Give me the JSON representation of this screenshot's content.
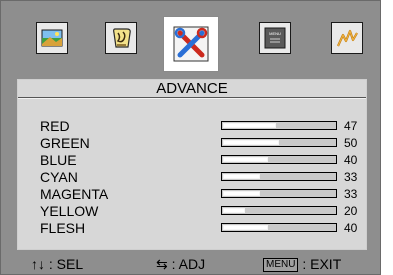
{
  "menu": {
    "icons": [
      {
        "name": "picture-icon",
        "selected": false
      },
      {
        "name": "image-adjust-icon",
        "selected": false
      },
      {
        "name": "tools-icon",
        "selected": true
      },
      {
        "name": "menu-setup-icon",
        "selected": false,
        "label": "MENU"
      },
      {
        "name": "signal-icon",
        "selected": false
      }
    ]
  },
  "panel": {
    "title": "ADVANCE",
    "max_value": 100,
    "rows": [
      {
        "label": "RED",
        "value": 47
      },
      {
        "label": "GREEN",
        "value": 50
      },
      {
        "label": "BLUE",
        "value": 40
      },
      {
        "label": "CYAN",
        "value": 33
      },
      {
        "label": "MAGENTA",
        "value": 33
      },
      {
        "label": "YELLOW",
        "value": 20
      },
      {
        "label": "FLESH",
        "value": 40
      }
    ]
  },
  "footer": {
    "sel_key": "↑↓",
    "sel_label": ": SEL",
    "adj_key": "⇆",
    "adj_label": ": ADJ",
    "menu_key": "MENU",
    "exit_label": ": EXIT"
  }
}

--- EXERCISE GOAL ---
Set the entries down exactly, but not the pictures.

--- ANSWER TO THE PROBLEM ---
Give me the JSON representation of this screenshot's content.
{
  "menu": {
    "icons": [
      {
        "name": "picture-icon",
        "selected": false
      },
      {
        "name": "image-adjust-icon",
        "selected": false
      },
      {
        "name": "tools-icon",
        "selected": true
      },
      {
        "name": "menu-setup-icon",
        "selected": false,
        "label": "MENU"
      },
      {
        "name": "signal-icon",
        "selected": false
      }
    ]
  },
  "panel": {
    "title": "ADVANCE",
    "max_value": 100,
    "rows": [
      {
        "label": "RED",
        "value": 47
      },
      {
        "label": "GREEN",
        "value": 50
      },
      {
        "label": "BLUE",
        "value": 40
      },
      {
        "label": "CYAN",
        "value": 33
      },
      {
        "label": "MAGENTA",
        "value": 33
      },
      {
        "label": "YELLOW",
        "value": 20
      },
      {
        "label": "FLESH",
        "value": 40
      }
    ]
  },
  "footer": {
    "sel_key": "↑↓",
    "sel_label": ": SEL",
    "adj_key": "⇆",
    "adj_label": ": ADJ",
    "menu_key": "MENU",
    "exit_label": ": EXIT"
  }
}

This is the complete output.